Lucille Ball-Desi Arnaz Show
From Lucy-tormented Hollywood A-listers and bongo-propelled production numbers to archival goodies such as long-lost footage, there is much to love in this collection of all 13 episodes from The Lucille Ball-Desi Arnaz Show (also known as The Lucy-Desi Comedy Hour). Following I Love Lucy's sixth and final season, these monthly (give or take) specials reunited America with Ricky and Lucy (and Keith Thibodeaux's adorable Little Ricky, still living the country life in Connecticut. The expanded, hour-long format allowed for celebrity guest stars and excursions to far-flung locales, such as Japan and Mexico. Not matter where they go, Lucy can always be counted on to act, in Desi's words, "a little crazy in the head," which is how she winds up masquerading as Ernie Kovacs' chauffeur in "Lucy Meets the Moustache" (an episode making its home-video debut), dangling Milton Berle from a construction crane in "Milton Berle Hides Out at the Ricardos," or sparking a uranium uproar in Las Vegas in "Lucy Hunts Uranium."

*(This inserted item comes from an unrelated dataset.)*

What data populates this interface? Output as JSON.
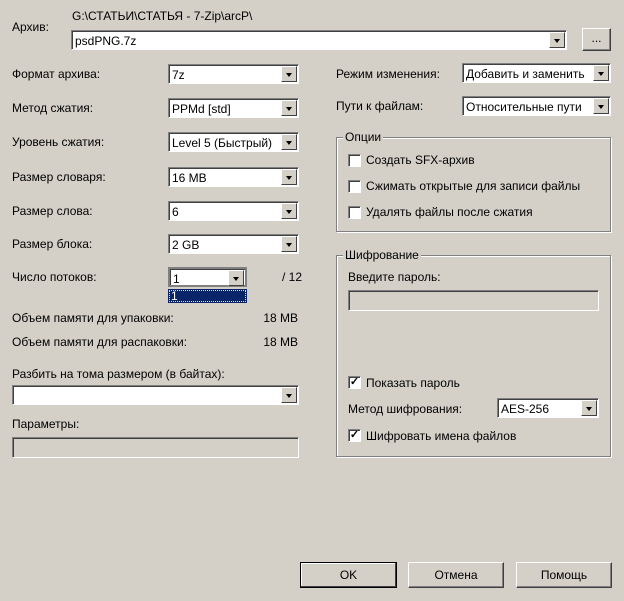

A highlight of this set is the first-ever home video release of the uncut version of "Lucy Takes a Cruise to Havana," a flashback episode in which Lucy meets Ricky on a "maiden voyage" to Cuba. She also meets future best friend Ethel (Vivian Vance) and her new husband Fred (a toupeed William Frawley), and goes overboard for her first celebrity sighting, Rudy Vallee. Because these episodes do not play as often in syndication, they seem fresher than their endlessly re-run counterparts. They are full of delights for movie, TV, and Lucy buffs, among them, Fred MacMurray getting "Uranium" fever, Maurice Chevalier singing "Yankee Doodle Boy" in the "Mexico" episode, prolific character actor Sid Melton as a bellboy in the "Alaska" episode, and a va-voom Vance decked out as maid and a dance hall girl, respectively, in the "The Celebrity Next Door" and "Milton Berle" episodes. Among this set's prodigious bonus features include 1951 color footage that an audience member surreptitiously filmed, rediscovered scenes that were cut from the original broadcasts, and a filmed presentation to Westinghouse, which sponsored the series. If you don't add this to your library, you have some 'splainin' to do. --Donald Liebenson